▶ **DATA FOR THIS TASK**:
_ _ _ _ _
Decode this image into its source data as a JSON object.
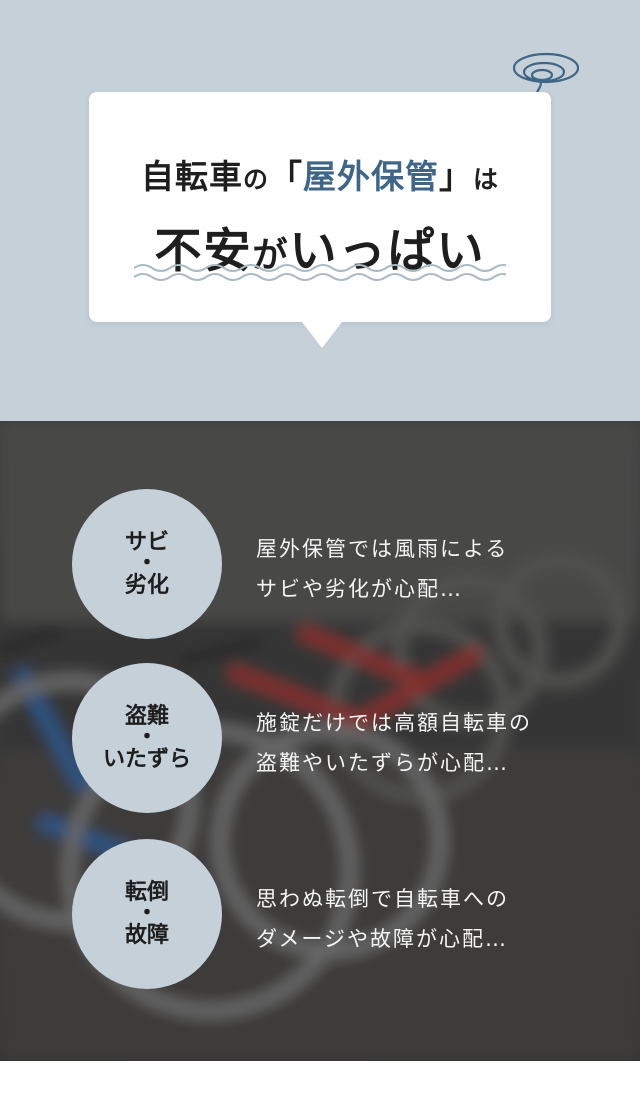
{
  "hero": {
    "line1_part1": "自転車",
    "line1_particle": "の",
    "line1_bracket_open": "「",
    "line1_accent": "屋外保管",
    "line1_bracket_close": "」",
    "line1_particle2": "は",
    "line2_part1": "不安",
    "line2_particle": "が",
    "line2_part2": "いっぱい",
    "colors": {
      "background": "#c5d0d8",
      "accent": "#3f6686",
      "text": "#1e1e1e"
    }
  },
  "issues": [
    {
      "circle_line1": "サビ",
      "circle_dot": "・",
      "circle_line2": "劣化",
      "text_line1": "屋外保管では風雨による",
      "text_line2": "サビや劣化が心配…"
    },
    {
      "circle_line1": "盗難",
      "circle_dot": "・",
      "circle_line2": "いたずら",
      "text_line1": "施錠だけでは高額自転車の",
      "text_line2": "盗難やいたずらが心配…"
    },
    {
      "circle_line1": "転倒",
      "circle_dot": "・",
      "circle_line2": "故障",
      "text_line1": "思わぬ転倒で自転車への",
      "text_line2": "ダメージや故障が心配…"
    }
  ]
}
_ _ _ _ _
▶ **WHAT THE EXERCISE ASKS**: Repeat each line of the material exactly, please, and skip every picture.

▶ **WRITTEN ANSWER**:
Decode this image into its source data as a JSON object.
{
  "hero": {
    "line1_part1": "自転車",
    "line1_particle": "の",
    "line1_bracket_open": "「",
    "line1_accent": "屋外保管",
    "line1_bracket_close": "」",
    "line1_particle2": "は",
    "line2_part1": "不安",
    "line2_particle": "が",
    "line2_part2": "いっぱい",
    "colors": {
      "background": "#c5d0d8",
      "accent": "#3f6686",
      "text": "#1e1e1e"
    }
  },
  "issues": [
    {
      "circle_line1": "サビ",
      "circle_dot": "・",
      "circle_line2": "劣化",
      "text_line1": "屋外保管では風雨による",
      "text_line2": "サビや劣化が心配…"
    },
    {
      "circle_line1": "盗難",
      "circle_dot": "・",
      "circle_line2": "いたずら",
      "text_line1": "施錠だけでは高額自転車の",
      "text_line2": "盗難やいたずらが心配…"
    },
    {
      "circle_line1": "転倒",
      "circle_dot": "・",
      "circle_line2": "故障",
      "text_line1": "思わぬ転倒で自転車への",
      "text_line2": "ダメージや故障が心配…"
    }
  ]
}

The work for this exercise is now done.